Information on bees and wasps.


Bees are essential to maintain both our ecosystems and food production systems. One in every three bites of food we eat is courtesy of insect pollination. Equally important, 85% of flowering plants and trees rely on pollinators for the survival of their species. Albuquerque is recognized as a Bee City USA. Bee Cities are committed to educating the public and advocating for pollinators at all levels to ensure policies and practices that benefit pollinators. Learn more about Burque Bee City USA.

Protecting bees and other pollinators

As part of the mosquito control program, the Urban Biology Division uses integrated pest management methods to protect bees and other pollinators. These methods are designed to reduce or eliminate pesticide use that may negatively impact bees and other pollinators.

The Environmental Health Department maintains a no-spray list for beekeepers. Beekeepers should report their beehives to 311 and request to be added to the list. The Environmental Health Department's no-spray list is not used by other City Departments or private pest control companies. Beekeepers should also report beehives on DriftWatch.

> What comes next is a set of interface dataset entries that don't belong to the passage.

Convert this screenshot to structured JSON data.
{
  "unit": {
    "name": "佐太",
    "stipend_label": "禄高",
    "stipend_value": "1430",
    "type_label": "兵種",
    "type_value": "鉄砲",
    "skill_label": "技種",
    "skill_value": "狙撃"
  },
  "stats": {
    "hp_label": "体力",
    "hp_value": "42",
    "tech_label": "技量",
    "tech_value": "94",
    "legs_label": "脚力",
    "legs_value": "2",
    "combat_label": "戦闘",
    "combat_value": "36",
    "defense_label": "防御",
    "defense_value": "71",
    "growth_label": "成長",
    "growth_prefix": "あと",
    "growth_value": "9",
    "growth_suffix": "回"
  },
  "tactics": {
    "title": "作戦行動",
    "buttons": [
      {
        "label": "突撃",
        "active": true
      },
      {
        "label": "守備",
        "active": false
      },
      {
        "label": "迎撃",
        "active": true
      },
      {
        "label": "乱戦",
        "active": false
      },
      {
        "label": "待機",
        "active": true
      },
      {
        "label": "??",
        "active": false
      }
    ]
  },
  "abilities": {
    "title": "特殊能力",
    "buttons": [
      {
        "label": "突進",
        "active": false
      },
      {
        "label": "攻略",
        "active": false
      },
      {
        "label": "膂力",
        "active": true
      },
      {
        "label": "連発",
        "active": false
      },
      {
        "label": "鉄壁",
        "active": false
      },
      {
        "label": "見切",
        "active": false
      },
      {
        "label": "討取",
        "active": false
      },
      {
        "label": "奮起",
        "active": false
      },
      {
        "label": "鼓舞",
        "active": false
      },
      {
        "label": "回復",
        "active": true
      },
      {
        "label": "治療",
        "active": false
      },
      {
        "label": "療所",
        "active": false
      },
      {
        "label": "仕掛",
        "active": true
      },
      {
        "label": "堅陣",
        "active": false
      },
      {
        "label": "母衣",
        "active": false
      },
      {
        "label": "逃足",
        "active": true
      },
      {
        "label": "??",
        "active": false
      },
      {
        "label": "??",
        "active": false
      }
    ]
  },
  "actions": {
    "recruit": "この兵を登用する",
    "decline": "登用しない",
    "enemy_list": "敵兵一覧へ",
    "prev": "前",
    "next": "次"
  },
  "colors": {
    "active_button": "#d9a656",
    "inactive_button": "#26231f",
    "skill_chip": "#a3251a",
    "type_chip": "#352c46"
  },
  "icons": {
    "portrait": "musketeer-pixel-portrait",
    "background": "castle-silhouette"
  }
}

Honey bee swarms

During the spring months, honeybees will naturally swarm. A swarm is a queen bee leaving a colony with a number of other worker bees in order to establish a new colony. Do not spray or try to kill a bee swarm. Local beekeepers are available to relocate bee swarms.


The City of Albuquerque does not remove wasps or wasp nests. Private pest control should be contacted to assist with wasps on private property. Wasp nests on City property can be reported to 311.